and have never given the USA any cause for concern - it has mainly been
China that has caused the fear and this knee-jerk response to create this
insane law. But here we are, requiring everyone in the world to bow down
to this new law in order to do business with us. Even outside of the loss
in the USA, the German toy company and its workers will suffer losses,
possible job losses, because their huge market in the USA is now gone.
That is just one tiny aspect of this in the world market.
Now stop to think about what is involved here. What items are we talking
about that a child 12 years of age and under could come in contact with?
Well, just about ANYTHING in a home or school. Silverware, cups, plates,
toothbrushes, toothpaste, soaps, medicines, bandaids, blankets, sheets,
carpet, televisions, computers, DVDs, CDs, plastic wrap, aluminum foil,
TP, paper plates, wooden spoons, paper clips, staples, books, photos,
stickers, school supplies, lightbulbs, door handles, toilet seats,
furniture…the list is endless and it’s not just about toys. Just about
anything a parent comes in contact with, a child can too. And this also
includes the packaging as well if it can be reused. This law is completely insane - it may have started with good intent, but it will destroy the economy as nothing else could if it is not amended.
So how do they enforce this law? No one knows!!! For those who decide to
keep selling in spite of this new law, they will probably get away with
it. But if they are caught they face a $100,000 fine plus up to 5 years in
prison for each offense. There are also felony charges in this law as
For most Americans, we try to be law abiding. Knowing this law is there
and we are held accountable for our actions regarding this law means that
many of us will be responsible enough to close our business - because we
know there is no way to continue our business under this law. We will make
the right decision, regardless of whether we agree to it or how we will
find a way to feed our family, pay the rent and pay taxes. For those who
tempt fate, they may get away with it - but if they are caught, they have
no excuse. I prefer not to be in their shoes so I will close my business or sell only to age 13 and above.

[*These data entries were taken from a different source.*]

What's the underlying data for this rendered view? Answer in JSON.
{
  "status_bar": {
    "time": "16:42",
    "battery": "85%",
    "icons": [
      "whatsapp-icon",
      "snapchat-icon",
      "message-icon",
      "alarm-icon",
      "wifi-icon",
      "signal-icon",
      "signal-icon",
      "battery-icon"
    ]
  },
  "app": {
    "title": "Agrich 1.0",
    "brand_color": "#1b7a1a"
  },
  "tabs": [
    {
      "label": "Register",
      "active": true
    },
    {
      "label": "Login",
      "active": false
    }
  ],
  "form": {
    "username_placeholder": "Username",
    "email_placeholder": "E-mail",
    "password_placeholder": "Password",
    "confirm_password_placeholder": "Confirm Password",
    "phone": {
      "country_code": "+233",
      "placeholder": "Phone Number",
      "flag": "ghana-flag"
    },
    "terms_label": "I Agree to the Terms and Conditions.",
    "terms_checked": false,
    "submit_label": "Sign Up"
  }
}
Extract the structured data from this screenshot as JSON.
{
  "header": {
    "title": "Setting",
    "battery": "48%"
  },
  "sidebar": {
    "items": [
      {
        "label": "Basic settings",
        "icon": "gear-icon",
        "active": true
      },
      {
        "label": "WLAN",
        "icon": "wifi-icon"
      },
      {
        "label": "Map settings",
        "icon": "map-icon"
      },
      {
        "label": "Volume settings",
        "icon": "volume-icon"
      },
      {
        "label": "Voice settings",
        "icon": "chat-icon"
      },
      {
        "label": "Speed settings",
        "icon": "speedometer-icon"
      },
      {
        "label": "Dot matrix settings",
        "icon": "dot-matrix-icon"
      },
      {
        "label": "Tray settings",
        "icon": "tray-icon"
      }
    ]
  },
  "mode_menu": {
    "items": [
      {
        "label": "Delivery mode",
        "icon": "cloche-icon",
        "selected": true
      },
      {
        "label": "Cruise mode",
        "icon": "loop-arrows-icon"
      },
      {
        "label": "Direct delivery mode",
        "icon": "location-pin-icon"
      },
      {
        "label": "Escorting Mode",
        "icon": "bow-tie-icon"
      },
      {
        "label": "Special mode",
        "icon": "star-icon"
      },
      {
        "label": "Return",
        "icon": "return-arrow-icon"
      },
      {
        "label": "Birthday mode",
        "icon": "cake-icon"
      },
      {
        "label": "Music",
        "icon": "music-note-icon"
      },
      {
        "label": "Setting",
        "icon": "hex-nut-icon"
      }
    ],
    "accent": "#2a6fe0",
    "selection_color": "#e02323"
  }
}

The American people elect officials to look out for the welfare of the
general public and to make laws that are sensible and forthright - in the
best interest of the People. The day this vauge and biased bill was
approved in the House and signed by the President was a day those elected
officials wore their idiot caps to work. There is no excuse for allowing
such a dangerous and hurtful bill to become law - unless there was a
hidden agenda that was being played out. That we will never know, but the
majority of those in the United States who are aware of this law are
appalled, including me.
I am hoping and praying that somehow a change can be made - in time to
prevent so many businesses from closing. Not just for myself, but for the
billions of people this law is going to affect in a negative way.
If I can help with anything else, please let me know. I’m sorry this was